Jackson: Election ‘tug of war for the soul of America’
Ann Arbor — The electoral college, along with other issues around voting, is partly to blame for the upset of Democratic presidential candidate Hillary Clinton during the 2016 election, the Rev. Jesse Jackson Sr. said Wednesday at the University of Michigan.
For the second time in modern history, a presidential candidate won the majority vote but failed to win the electoral college. In the most recent election, 1 million more voters cast their ballot for Clinton but President-elect Donald Trump garnered the necessary electoral votes to win the election.
Meanwhile, there are many issues that make it hard for Americans to vote, including not automatically registering people to vote when they turn 18, a reduction of early voting days and precincts, elections held on a work day and not a national holiday, along with targeted and suppressed votes of minority groups in Michigan and other states.
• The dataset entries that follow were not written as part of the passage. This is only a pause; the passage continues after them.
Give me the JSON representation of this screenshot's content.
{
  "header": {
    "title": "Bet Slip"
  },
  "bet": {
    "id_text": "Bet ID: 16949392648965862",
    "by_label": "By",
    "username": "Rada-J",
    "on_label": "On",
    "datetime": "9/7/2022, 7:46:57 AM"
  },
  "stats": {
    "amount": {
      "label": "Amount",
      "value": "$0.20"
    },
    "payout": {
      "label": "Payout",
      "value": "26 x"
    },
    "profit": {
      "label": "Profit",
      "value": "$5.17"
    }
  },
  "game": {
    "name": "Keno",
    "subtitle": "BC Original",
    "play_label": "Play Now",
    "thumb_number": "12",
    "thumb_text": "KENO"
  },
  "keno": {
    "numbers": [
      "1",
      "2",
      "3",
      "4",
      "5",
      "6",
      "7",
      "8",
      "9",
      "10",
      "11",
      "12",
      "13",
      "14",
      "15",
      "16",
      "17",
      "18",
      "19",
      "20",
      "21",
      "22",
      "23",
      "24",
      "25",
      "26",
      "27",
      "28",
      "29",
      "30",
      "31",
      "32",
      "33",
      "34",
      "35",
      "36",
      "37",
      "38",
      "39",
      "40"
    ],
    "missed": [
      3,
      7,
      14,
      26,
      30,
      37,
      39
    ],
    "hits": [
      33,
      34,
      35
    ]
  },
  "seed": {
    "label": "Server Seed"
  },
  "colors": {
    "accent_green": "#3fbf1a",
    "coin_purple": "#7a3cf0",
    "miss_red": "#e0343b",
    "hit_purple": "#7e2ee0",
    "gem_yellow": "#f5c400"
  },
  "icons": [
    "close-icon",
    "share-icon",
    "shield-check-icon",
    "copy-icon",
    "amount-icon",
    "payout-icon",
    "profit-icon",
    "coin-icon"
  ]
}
“It’s the tug of war for the soul of America,” said Jackson, a former presidential candidate who campaigned in Michigan several times for Clinton. “The point is to make voting easily accessible if you believe in the democratic (process) from the bottom up, rather than top down.”
Jackson, founder of the Rainbow PUSH Coalition, made his comments as he prepared to speak Wednesday at UM, where he was honored for his decades as a civil rights activist.
He visits Michigan after the state voted for Trump, a Republican, for the first time since 1988.
Asked why nearly 50,000 more Detroiters voted for President Barack Obama four years ago than they did for Clinton, Jackson said Obama’s campaign was a “phenomenon.”
“Barack’s run was a phenomenon, created tremendous excitement,” Jackson said. “He is a charismatic leader of substance who as a first African American had a certain appeal quality. Many people looked up seven years later, and they had hope for change but Detroit faced thousands of vacant lots and abandoned homes ... They didn’t vote for (Donald Trump), they just didn’t vote.”
But Jackson pointed to Flint where Clinton won in Genesee County.
“The water is still undrinkable,” Jackson said. “(She committed) to invest in infrastructure and the health and the economy.”
He predicted mass demonstrations and a difficult time when electors officially cast their ballots on Dec. 19.
“This time it might be a real challenging day for voters because the gap between the winner and the loser is so substantial,” Jackson said.
Besides that, American still has to come to terms with the pain and polarization of the campaign.
“It is straight-out racist, xenopobic, misogynist,” Jackson said. “An election should be built around the hope for tomorrow, not the return to the fears of yesterday.”